In Ambulance, two brothers, Danny and Will Sharp, played by Jake Gyllenhaal and Yayha Abdul-Mateen II, hijack an ambulance after a robbery gone awry. Danny is a live wire in a cashmere sweater who went into their father’s thieving business; Will joined the Marines to get away from it but now needs money to pay for his wife’s surgery. Inside the vehicle there’s a wounded LAPD officer and Cam, an EMT played by Eiza González. It’s a simple premise: Can they escape seemingly innumerable obstacles and get Will home to his wife and child? Whereas the chases that air on the local news take a bird’s eye view of the action; Bay pulls out all the tricks in his book to get the audience as close to the thrill as possible. His cameras refuse to stop moving as Will and Danny face off against helicopters and barrel through interchanges.

And yet, as a former Angeleno, I found myself watching Ambulance the way I sometimes have been glued to a tiny TV screen. In the back of my head I was charting Danny and Will’s path. The robbery starts in Downtown Los Angeles. They take back alleys for a while before eventually getting on the 110 freeway, which takes them South. From there they land on the 105, which takes them West, toward LAX, before a conflict at the 105 and 405 interchange, heading East. At some point they drive along the near empty Los Angeles river so Bay can film a scene where Gyllenhaal hangs out of the ambulance and shoots at a low flying copter. I am assuming that from the 405 they get back on the 10, which takes them to Boyle Heights where the journey, for the most part ends. The out-of-towner FBI agent makes a crack about how he’s never been that far East; meanwhile, his LAPD counterpart wears a USC shirt the entire time because he’s From LA.

The shout outs to various freeways will feel secondhand to anyone who has ever spent an extended amount of time in the city, even if to others it might sound like something out of the SNL sketch “The Californians.” And it’s that symphony of random numbers that make Ambulance just like any other car chase. Part of the reason you’re drawn in is because you want to figure out where they are going and how they are going to get there. It’s like a puzzle constructed out of LA’s infrastructure.

But, of course, you can’t watch a car chase without feeling that insidious creep of voyeurism. The pit of your gut knows that human lives are at stake, and yet you watch anyway. Jake Gyllenhaal, who wants his performance to be as big as Bay’s booms here, has explored this in Nightcrawler, Dan Gilroy’s 2014 thriller about Los Angeles local news’ bloodlust. Ambulance is not Nightcrawler.

Bay, as is typical for the man behind the Transformers franchise, is not one for nuance. He’s not asking the viewers to morally question why they can’t look away; He’s just trying to entrance them.

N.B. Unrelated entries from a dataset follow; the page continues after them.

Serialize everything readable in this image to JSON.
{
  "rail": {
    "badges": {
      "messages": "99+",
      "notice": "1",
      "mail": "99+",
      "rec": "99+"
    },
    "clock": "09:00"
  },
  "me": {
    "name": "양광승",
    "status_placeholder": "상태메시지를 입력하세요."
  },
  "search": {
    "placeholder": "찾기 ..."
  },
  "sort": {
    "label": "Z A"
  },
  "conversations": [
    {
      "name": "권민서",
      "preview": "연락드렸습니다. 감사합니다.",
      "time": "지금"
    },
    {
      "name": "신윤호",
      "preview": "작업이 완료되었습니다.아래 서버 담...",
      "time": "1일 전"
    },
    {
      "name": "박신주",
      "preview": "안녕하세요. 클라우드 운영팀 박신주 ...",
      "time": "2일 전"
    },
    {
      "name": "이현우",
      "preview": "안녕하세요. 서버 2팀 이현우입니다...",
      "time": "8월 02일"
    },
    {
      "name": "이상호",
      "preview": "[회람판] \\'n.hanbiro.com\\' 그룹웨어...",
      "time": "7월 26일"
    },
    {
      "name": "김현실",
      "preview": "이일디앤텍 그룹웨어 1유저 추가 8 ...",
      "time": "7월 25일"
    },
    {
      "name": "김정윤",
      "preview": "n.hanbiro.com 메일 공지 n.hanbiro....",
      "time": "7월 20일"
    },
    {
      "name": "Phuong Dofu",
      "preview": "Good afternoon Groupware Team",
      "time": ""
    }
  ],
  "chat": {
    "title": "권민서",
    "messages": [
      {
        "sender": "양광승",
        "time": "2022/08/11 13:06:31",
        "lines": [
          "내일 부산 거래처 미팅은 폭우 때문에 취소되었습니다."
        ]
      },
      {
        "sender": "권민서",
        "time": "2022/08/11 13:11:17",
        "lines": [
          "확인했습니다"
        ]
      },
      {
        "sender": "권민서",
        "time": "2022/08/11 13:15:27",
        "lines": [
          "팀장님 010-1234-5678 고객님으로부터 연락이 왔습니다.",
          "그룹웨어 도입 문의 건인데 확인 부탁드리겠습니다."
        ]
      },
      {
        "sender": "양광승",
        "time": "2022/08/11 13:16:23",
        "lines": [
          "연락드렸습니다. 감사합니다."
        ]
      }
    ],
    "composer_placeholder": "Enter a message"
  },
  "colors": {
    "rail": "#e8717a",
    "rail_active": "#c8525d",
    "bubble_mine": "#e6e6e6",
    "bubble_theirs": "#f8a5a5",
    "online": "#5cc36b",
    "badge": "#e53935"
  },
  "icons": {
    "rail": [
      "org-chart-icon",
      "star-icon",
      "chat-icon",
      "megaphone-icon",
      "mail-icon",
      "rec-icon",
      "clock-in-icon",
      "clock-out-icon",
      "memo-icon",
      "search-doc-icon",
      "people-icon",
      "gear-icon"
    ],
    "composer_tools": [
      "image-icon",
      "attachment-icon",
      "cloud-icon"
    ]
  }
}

But in that way it’s almost more accurate to the car chase-watching experience. It’s unequivocally entertainment, but that queasy feeling is not just because Bay’s camera makes you feel like you’re on a roller coaster. Just like real life, Bay relishes in treating humans like toys for our enjoyment.